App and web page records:

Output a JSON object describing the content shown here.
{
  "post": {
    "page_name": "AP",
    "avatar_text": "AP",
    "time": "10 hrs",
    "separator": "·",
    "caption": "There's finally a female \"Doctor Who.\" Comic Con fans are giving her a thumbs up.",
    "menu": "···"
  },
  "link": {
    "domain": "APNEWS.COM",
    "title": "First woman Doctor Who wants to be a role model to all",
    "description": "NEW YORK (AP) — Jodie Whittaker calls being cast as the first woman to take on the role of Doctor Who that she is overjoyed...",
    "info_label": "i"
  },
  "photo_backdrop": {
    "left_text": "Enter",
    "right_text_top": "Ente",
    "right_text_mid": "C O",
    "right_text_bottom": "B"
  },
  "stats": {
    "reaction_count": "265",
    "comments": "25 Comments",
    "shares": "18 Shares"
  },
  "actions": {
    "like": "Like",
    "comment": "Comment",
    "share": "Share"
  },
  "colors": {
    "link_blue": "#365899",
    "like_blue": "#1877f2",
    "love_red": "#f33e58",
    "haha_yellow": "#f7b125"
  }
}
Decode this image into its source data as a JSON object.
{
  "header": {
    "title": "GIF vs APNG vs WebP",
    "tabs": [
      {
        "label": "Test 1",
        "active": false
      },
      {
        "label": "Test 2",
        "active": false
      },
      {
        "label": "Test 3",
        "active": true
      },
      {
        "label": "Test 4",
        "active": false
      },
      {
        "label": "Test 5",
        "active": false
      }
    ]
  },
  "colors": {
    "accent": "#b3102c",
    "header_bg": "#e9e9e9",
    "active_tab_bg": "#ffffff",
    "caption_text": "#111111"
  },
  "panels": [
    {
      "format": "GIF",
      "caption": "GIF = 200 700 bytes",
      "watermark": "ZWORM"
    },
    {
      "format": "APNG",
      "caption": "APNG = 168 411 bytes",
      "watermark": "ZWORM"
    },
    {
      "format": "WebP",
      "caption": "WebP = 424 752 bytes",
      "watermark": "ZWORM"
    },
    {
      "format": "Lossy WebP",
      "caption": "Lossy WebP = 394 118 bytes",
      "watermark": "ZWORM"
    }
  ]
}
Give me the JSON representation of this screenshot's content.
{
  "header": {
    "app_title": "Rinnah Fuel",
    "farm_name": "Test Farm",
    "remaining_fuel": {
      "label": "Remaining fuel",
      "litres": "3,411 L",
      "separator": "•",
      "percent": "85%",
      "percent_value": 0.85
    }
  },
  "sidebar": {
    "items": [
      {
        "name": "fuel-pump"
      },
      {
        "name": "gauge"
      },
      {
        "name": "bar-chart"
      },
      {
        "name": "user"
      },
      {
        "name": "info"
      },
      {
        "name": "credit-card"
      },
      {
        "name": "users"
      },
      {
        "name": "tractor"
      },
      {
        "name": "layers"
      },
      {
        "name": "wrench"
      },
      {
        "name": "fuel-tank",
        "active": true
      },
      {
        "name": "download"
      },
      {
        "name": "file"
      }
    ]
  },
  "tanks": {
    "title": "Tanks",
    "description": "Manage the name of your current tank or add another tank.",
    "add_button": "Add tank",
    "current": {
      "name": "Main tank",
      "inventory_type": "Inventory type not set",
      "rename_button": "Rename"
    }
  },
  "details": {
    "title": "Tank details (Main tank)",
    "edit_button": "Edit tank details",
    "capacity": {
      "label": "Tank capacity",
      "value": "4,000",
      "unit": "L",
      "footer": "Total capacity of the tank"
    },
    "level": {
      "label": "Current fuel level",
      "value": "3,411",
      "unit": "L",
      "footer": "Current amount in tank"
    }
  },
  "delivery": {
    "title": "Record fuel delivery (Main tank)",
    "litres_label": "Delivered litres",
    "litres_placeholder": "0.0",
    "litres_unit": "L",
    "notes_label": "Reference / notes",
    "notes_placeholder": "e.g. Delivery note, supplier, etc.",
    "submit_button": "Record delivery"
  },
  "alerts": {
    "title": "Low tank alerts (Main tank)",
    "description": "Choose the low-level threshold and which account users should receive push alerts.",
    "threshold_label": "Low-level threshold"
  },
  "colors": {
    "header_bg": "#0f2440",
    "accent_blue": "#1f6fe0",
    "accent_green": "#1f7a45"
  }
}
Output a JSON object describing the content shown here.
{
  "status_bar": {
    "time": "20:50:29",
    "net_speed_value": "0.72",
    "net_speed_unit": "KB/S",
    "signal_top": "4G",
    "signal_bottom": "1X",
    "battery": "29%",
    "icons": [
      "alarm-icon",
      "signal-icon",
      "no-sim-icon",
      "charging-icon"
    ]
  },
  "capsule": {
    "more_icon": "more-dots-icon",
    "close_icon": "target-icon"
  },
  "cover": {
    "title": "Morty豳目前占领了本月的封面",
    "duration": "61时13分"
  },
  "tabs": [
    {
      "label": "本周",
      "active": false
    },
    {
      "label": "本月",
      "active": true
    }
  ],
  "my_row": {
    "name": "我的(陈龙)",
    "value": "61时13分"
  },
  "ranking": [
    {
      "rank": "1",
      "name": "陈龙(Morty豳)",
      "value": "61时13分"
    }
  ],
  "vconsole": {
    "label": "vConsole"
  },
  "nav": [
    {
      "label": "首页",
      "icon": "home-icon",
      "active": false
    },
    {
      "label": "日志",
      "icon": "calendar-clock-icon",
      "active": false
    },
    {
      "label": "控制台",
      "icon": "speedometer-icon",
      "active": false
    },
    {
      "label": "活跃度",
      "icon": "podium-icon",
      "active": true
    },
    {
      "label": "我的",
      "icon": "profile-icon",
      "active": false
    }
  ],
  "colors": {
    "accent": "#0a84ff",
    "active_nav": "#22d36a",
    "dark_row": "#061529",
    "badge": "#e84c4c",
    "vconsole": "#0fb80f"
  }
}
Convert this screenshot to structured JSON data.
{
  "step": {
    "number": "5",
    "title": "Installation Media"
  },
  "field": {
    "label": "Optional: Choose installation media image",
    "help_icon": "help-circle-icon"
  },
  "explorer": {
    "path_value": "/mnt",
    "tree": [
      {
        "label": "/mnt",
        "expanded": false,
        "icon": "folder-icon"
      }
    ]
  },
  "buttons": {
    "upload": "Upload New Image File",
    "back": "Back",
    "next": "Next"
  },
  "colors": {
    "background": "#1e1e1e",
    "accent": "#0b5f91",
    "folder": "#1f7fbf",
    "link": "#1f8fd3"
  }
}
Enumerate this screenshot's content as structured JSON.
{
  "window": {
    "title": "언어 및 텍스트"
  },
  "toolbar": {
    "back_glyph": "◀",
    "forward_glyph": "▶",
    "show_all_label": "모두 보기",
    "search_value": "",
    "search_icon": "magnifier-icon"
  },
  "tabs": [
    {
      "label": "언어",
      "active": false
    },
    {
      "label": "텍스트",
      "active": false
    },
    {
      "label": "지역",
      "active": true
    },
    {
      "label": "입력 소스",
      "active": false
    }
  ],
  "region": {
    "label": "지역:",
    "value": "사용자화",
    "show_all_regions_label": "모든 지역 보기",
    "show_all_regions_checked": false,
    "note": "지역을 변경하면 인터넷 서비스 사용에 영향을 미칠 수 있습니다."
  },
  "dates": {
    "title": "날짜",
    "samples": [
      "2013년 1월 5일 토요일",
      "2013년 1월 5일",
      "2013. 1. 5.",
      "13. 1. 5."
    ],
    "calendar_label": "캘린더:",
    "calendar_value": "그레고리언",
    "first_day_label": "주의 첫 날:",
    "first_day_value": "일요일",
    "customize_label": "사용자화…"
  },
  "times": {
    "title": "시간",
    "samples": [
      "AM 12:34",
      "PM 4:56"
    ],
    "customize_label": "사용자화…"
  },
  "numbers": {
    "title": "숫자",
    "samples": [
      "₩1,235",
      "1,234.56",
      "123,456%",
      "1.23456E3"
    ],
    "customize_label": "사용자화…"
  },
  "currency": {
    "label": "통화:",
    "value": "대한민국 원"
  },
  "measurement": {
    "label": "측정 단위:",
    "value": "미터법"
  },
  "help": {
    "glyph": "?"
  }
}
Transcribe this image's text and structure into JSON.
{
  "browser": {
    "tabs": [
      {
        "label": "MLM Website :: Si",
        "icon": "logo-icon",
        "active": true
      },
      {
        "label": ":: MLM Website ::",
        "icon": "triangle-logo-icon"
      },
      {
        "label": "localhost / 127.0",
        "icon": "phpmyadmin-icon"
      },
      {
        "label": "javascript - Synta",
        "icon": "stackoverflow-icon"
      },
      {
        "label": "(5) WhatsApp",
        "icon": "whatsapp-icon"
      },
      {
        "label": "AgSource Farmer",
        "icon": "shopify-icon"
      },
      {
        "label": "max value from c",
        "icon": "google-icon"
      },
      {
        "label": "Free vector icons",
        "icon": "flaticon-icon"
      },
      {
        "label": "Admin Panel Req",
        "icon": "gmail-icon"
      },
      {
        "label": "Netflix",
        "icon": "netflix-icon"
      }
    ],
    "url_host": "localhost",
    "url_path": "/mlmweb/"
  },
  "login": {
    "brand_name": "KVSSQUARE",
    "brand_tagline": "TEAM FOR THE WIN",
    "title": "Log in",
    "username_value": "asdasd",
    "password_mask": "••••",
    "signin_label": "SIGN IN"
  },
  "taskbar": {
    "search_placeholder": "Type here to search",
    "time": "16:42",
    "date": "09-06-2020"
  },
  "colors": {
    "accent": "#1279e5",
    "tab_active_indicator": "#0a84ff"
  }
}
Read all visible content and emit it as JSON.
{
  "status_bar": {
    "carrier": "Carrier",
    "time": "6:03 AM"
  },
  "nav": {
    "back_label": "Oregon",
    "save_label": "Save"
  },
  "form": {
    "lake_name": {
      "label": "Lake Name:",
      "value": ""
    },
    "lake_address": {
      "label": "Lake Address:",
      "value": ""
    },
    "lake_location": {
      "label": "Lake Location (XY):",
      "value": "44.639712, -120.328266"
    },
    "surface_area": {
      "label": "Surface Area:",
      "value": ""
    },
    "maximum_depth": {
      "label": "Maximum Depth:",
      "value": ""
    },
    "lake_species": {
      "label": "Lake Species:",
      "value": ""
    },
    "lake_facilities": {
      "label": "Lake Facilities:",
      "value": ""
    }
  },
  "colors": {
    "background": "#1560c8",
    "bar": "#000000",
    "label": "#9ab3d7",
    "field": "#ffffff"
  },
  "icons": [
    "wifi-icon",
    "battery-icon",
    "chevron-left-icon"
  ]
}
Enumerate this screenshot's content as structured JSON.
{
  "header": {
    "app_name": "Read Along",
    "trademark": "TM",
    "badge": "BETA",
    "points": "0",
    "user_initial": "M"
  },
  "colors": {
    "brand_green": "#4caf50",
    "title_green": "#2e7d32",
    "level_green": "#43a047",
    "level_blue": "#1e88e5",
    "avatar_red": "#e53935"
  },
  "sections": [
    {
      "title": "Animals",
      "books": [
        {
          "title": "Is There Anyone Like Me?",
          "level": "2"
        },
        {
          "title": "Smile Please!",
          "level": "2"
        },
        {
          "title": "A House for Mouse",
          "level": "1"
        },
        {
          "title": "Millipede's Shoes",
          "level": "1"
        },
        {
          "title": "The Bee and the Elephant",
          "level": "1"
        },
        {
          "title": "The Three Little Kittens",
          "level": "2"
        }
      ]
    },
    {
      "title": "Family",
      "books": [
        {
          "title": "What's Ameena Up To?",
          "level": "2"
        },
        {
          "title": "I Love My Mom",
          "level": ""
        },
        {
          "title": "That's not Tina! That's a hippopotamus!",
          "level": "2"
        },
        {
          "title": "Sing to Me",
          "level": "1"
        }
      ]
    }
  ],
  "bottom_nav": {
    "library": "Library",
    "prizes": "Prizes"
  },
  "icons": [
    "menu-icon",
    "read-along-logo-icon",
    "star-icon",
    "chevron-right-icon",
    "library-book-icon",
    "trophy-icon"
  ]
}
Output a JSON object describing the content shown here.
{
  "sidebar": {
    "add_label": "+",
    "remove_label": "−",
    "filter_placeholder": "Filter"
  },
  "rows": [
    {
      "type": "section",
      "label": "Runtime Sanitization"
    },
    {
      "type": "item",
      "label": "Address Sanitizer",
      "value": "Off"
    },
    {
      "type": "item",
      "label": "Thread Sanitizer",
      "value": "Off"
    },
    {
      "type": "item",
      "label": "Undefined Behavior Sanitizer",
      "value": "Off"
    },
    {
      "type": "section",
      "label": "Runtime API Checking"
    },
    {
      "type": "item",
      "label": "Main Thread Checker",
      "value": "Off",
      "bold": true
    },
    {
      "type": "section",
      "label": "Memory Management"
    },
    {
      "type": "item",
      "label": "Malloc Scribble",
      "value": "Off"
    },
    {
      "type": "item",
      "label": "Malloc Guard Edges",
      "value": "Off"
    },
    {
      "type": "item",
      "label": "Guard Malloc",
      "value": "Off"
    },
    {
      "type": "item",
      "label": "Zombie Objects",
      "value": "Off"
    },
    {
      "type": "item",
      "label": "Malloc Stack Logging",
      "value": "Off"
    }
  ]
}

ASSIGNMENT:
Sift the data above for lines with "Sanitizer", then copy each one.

RESULT OF THE EXERCISE:
      "label": "Address Sanitizer",
      "label": "Thread Sanitizer",
      "label": "Undefined Behavior Sanitizer",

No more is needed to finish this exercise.